Task statement:
Search the material for lines containing the word "Aufgabe", and copy each one.

Supplied entries:
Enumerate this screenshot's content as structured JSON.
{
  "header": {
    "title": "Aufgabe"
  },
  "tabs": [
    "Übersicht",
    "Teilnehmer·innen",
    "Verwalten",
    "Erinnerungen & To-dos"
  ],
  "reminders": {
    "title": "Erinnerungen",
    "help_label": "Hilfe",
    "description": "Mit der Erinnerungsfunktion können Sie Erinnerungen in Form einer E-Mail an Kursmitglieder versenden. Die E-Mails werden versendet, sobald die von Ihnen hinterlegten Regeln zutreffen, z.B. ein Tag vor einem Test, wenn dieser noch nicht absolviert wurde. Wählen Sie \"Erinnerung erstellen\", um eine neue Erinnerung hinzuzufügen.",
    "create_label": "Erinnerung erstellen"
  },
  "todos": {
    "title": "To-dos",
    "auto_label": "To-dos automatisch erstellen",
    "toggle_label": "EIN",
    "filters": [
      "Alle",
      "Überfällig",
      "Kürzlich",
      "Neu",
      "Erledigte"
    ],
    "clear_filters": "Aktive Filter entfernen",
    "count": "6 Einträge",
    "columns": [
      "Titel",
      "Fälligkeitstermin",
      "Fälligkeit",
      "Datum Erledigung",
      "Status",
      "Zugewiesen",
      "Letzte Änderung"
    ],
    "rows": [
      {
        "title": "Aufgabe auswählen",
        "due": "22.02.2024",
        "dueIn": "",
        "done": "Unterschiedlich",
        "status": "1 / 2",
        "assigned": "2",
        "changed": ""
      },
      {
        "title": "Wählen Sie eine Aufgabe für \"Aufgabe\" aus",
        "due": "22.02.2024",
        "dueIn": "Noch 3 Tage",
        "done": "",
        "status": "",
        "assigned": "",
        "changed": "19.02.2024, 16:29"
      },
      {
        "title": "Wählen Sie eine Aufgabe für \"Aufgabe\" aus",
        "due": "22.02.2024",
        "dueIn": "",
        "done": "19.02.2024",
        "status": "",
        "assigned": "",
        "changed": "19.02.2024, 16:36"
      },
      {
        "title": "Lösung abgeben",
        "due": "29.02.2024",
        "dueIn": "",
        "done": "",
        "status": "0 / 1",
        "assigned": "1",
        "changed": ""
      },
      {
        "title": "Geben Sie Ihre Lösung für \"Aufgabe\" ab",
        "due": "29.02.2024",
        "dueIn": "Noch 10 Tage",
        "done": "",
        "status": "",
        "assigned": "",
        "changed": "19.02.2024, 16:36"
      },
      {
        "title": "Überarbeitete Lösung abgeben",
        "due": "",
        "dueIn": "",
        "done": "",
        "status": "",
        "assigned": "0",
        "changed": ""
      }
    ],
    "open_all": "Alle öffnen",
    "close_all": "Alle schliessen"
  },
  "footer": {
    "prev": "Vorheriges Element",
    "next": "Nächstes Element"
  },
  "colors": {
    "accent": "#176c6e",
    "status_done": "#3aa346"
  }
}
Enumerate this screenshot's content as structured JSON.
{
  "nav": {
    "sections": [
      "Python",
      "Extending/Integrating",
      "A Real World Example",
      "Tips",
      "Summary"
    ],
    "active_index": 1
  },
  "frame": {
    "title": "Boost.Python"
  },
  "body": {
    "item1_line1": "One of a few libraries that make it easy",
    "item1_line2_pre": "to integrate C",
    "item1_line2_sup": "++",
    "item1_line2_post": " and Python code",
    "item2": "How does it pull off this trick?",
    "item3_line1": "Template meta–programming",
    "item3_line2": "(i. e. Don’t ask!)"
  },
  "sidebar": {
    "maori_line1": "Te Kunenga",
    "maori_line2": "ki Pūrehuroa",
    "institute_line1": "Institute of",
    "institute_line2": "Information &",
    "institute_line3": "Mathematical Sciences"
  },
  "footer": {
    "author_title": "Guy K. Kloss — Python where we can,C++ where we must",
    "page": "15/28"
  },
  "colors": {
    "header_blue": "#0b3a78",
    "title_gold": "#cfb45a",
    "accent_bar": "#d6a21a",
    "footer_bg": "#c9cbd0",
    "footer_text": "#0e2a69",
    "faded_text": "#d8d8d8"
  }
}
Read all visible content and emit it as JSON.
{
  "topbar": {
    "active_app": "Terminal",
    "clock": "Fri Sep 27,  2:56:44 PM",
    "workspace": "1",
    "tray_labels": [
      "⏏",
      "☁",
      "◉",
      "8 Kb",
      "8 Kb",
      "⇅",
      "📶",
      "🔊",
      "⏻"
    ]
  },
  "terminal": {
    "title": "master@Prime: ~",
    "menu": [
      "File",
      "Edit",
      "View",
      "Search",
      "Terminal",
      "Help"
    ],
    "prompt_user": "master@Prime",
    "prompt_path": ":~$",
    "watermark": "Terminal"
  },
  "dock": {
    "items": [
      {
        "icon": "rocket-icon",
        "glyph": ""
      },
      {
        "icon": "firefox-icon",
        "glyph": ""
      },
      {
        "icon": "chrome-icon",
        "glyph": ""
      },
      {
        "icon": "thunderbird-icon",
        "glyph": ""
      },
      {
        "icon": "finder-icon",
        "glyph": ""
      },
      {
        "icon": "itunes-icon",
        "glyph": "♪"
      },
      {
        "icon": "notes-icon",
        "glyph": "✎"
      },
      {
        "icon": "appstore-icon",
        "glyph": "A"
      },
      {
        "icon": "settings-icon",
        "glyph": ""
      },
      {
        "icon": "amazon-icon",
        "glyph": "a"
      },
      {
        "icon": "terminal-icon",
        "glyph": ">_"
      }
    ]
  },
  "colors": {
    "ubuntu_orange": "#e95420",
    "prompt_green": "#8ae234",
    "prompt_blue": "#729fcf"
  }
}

Exercise answer:
    "title": "Aufgabe"
        "title": "Aufgabe auswählen",
        "title": "Wählen Sie eine Aufgabe für \"Aufgabe\" aus",
        "title": "Wählen Sie eine Aufgabe für \"Aufgabe\" aus",
        "title": "Geben Sie Ihre Lösung für \"Aufgabe\" ab",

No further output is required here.